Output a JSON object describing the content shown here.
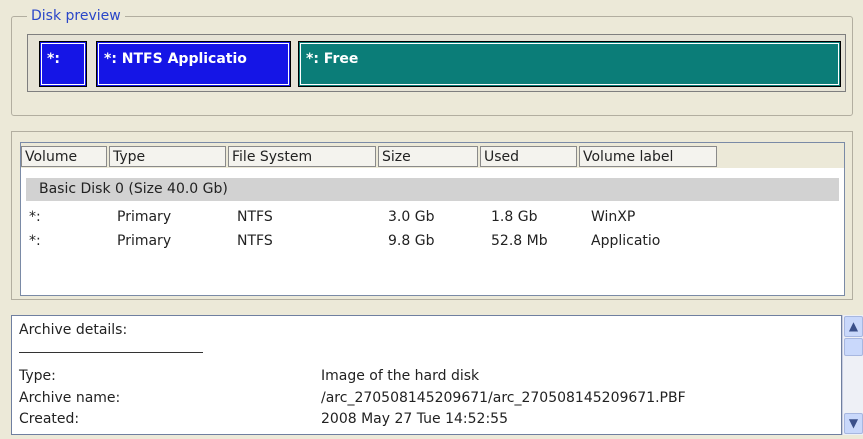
{
  "disk_preview": {
    "title": "Disk preview",
    "segments": [
      {
        "label": "*:",
        "color": "#1515e6"
      },
      {
        "label": "*: NTFS Applicatio",
        "color": "#1515e6"
      },
      {
        "label": "*: Free",
        "color": "#0b7d78"
      }
    ]
  },
  "volume_table": {
    "columns": [
      "Volume",
      "Type",
      "File System",
      "Size",
      "Used",
      "Volume label"
    ],
    "group_label": "Basic Disk 0 (Size 40.0 Gb)",
    "rows": [
      {
        "volume": "*:",
        "type": "Primary",
        "fs": "NTFS",
        "size": "3.0 Gb",
        "used": "1.8 Gb",
        "label": "WinXP"
      },
      {
        "volume": "*:",
        "type": "Primary",
        "fs": "NTFS",
        "size": "9.8 Gb",
        "used": "52.8 Mb",
        "label": "Applicatio"
      }
    ]
  },
  "archive_details": {
    "title": "Archive details:",
    "fields": [
      {
        "label": "Type:",
        "value": "Image of the hard disk"
      },
      {
        "label": "Archive name:",
        "value": "/arc_270508145209671/arc_270508145209671.PBF"
      },
      {
        "label": "Created:",
        "value": "2008 May 27 Tue 14:52:55"
      }
    ]
  },
  "scrollbar": {
    "up_icon": "▲",
    "down_icon": "▼"
  }
}
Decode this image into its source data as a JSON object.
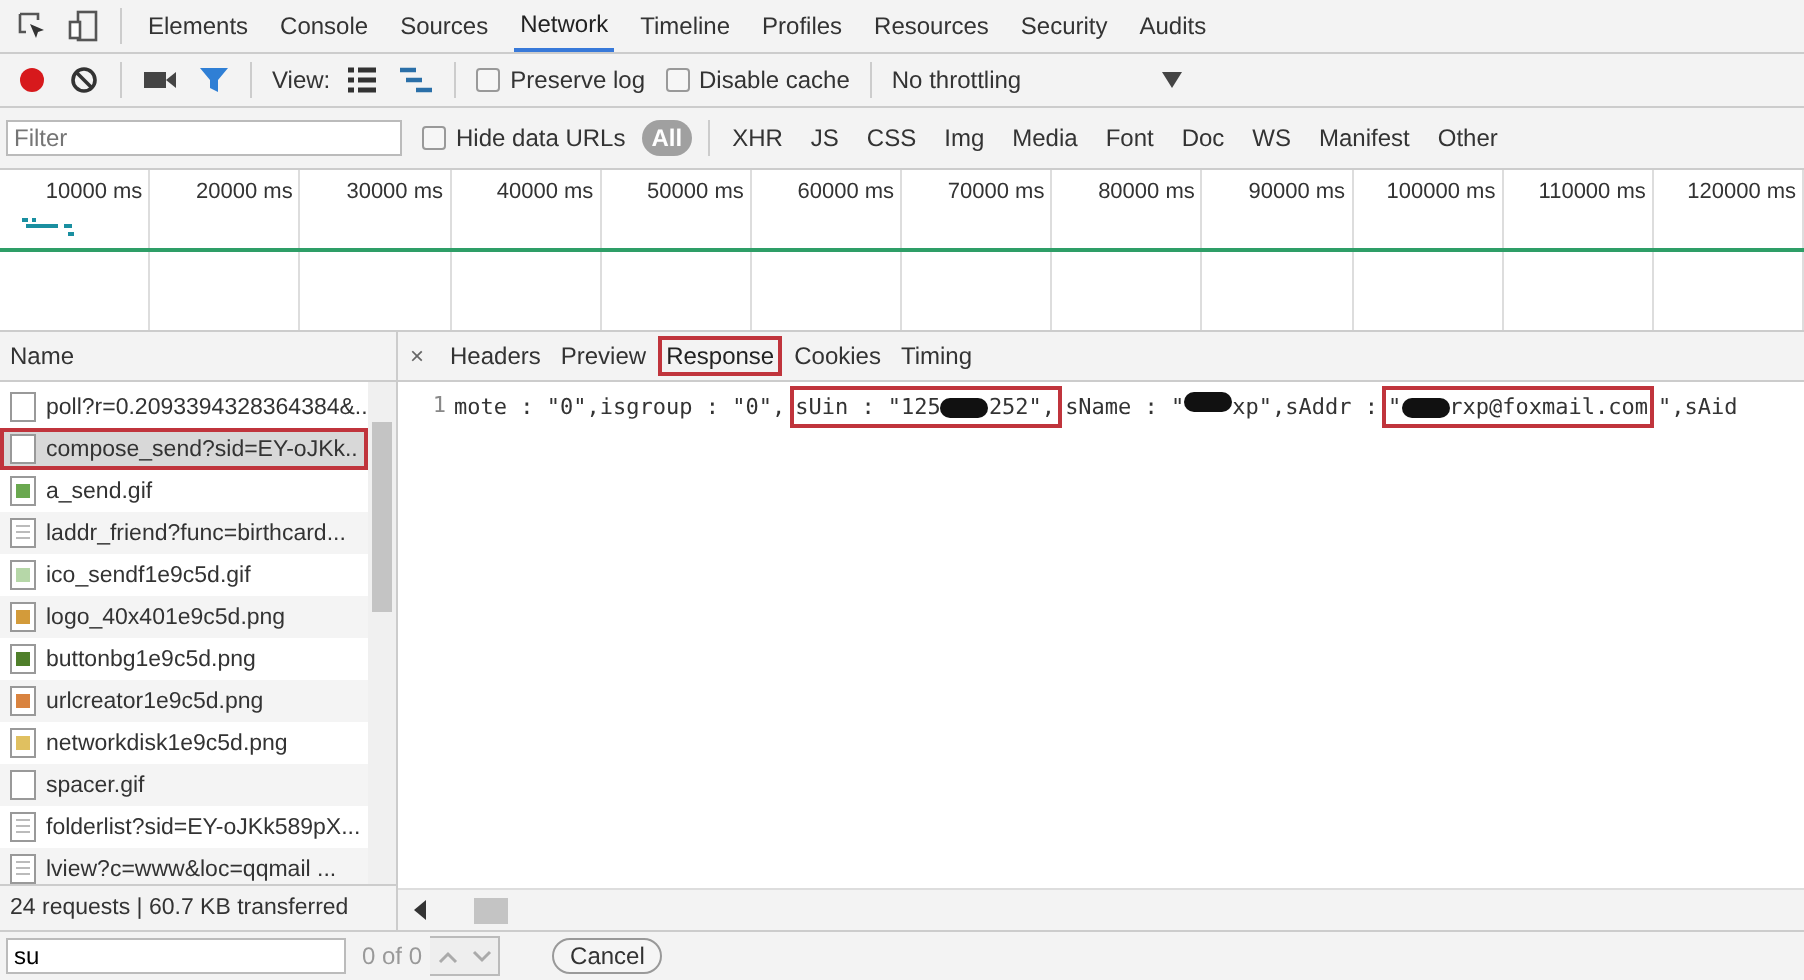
{
  "panel_tabs": [
    {
      "label": "Elements",
      "selected": false
    },
    {
      "label": "Console",
      "selected": false
    },
    {
      "label": "Sources",
      "selected": false
    },
    {
      "label": "Network",
      "selected": true
    },
    {
      "label": "Timeline",
      "selected": false
    },
    {
      "label": "Profiles",
      "selected": false
    },
    {
      "label": "Resources",
      "selected": false
    },
    {
      "label": "Security",
      "selected": false
    },
    {
      "label": "Audits",
      "selected": false
    }
  ],
  "toolbar": {
    "recording": true,
    "filter_on": true,
    "view_label": "View:",
    "preserve_log": {
      "label": "Preserve log",
      "checked": false
    },
    "disable_cache": {
      "label": "Disable cache",
      "checked": false
    },
    "throttling": "No throttling"
  },
  "filter_bar": {
    "placeholder": "Filter",
    "hide_data_urls": {
      "label": "Hide data URLs",
      "checked": false
    },
    "types": [
      {
        "label": "All",
        "selected": true
      },
      {
        "label": "XHR",
        "selected": false
      },
      {
        "label": "JS",
        "selected": false
      },
      {
        "label": "CSS",
        "selected": false
      },
      {
        "label": "Img",
        "selected": false
      },
      {
        "label": "Media",
        "selected": false
      },
      {
        "label": "Font",
        "selected": false
      },
      {
        "label": "Doc",
        "selected": false
      },
      {
        "label": "WS",
        "selected": false
      },
      {
        "label": "Manifest",
        "selected": false
      },
      {
        "label": "Other",
        "selected": false
      }
    ]
  },
  "timeline": {
    "ticks": [
      "10000 ms",
      "20000 ms",
      "30000 ms",
      "40000 ms",
      "50000 ms",
      "60000 ms",
      "70000 ms",
      "80000 ms",
      "90000 ms",
      "100000 ms",
      "110000 ms",
      "120000 ms"
    ]
  },
  "requests": {
    "column": "Name",
    "rows": [
      {
        "name": "poll?r=0.2093394328364384&..",
        "kind": "blank",
        "selected": false,
        "annotated": false
      },
      {
        "name": "compose_send?sid=EY-oJKk..",
        "kind": "blank",
        "selected": true,
        "annotated": true
      },
      {
        "name": "a_send.gif",
        "kind": "image",
        "color": "#6aa84f",
        "selected": false,
        "annotated": false
      },
      {
        "name": "laddr_friend?func=birthcard...",
        "kind": "doc",
        "selected": false,
        "annotated": false
      },
      {
        "name": "ico_sendf1e9c5d.gif",
        "kind": "image",
        "color": "#b6d7a8",
        "selected": false,
        "annotated": false
      },
      {
        "name": "logo_40x401e9c5d.png",
        "kind": "image",
        "color": "#d39b3a",
        "selected": false,
        "annotated": false
      },
      {
        "name": "buttonbg1e9c5d.png",
        "kind": "image",
        "color": "#4f7f2a",
        "selected": false,
        "annotated": false
      },
      {
        "name": "urlcreator1e9c5d.png",
        "kind": "image",
        "color": "#d9833f",
        "selected": false,
        "annotated": false
      },
      {
        "name": "networkdisk1e9c5d.png",
        "kind": "image",
        "color": "#e0c060",
        "selected": false,
        "annotated": false
      },
      {
        "name": "spacer.gif",
        "kind": "blank",
        "selected": false,
        "annotated": false
      },
      {
        "name": "folderlist?sid=EY-oJKk589pX...",
        "kind": "doc",
        "selected": false,
        "annotated": false
      },
      {
        "name": "lview?c=www&loc=qqmail ...",
        "kind": "doc",
        "selected": false,
        "annotated": false
      }
    ],
    "summary": "24 requests | 60.7 KB transferred"
  },
  "detail": {
    "close": "×",
    "tabs": [
      {
        "label": "Headers",
        "selected": false,
        "annotated": false
      },
      {
        "label": "Preview",
        "selected": false,
        "annotated": false
      },
      {
        "label": "Response",
        "selected": true,
        "annotated": true
      },
      {
        "label": "Cookies",
        "selected": false,
        "annotated": false
      },
      {
        "label": "Timing",
        "selected": false,
        "annotated": false
      }
    ],
    "line_number": "1",
    "code_parts": [
      {
        "kind": "plain",
        "pieces": [
          {
            "kind": "text",
            "text": "mote : \"0\",isgroup : \"0\","
          }
        ]
      },
      {
        "kind": "framed",
        "pieces": [
          {
            "kind": "text",
            "text": "sUin : \"125"
          },
          {
            "kind": "redacted"
          },
          {
            "kind": "text",
            "text": "252\","
          }
        ]
      },
      {
        "kind": "plain",
        "pieces": [
          {
            "kind": "text",
            "text": "sName : \""
          },
          {
            "kind": "redacted"
          },
          {
            "kind": "text",
            "text": "xp\",sAddr : "
          }
        ]
      },
      {
        "kind": "framed",
        "pieces": [
          {
            "kind": "text",
            "text": "\""
          },
          {
            "kind": "redacted"
          },
          {
            "kind": "text",
            "text": "rxp@foxmail.com"
          }
        ]
      },
      {
        "kind": "plain",
        "pieces": [
          {
            "kind": "text",
            "text": "\",sAid"
          }
        ]
      }
    ]
  },
  "search": {
    "value": "su",
    "count": "0 of 0",
    "cancel": "Cancel"
  }
}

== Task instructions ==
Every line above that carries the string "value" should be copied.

== Answer box ==
        "value": "Image of the hard disk"
        "value": "/arc_270508145209671/arc_270508145209671.PBF"
        "value": "2008 May 27 Tue 14:52:55"
    "value": "su",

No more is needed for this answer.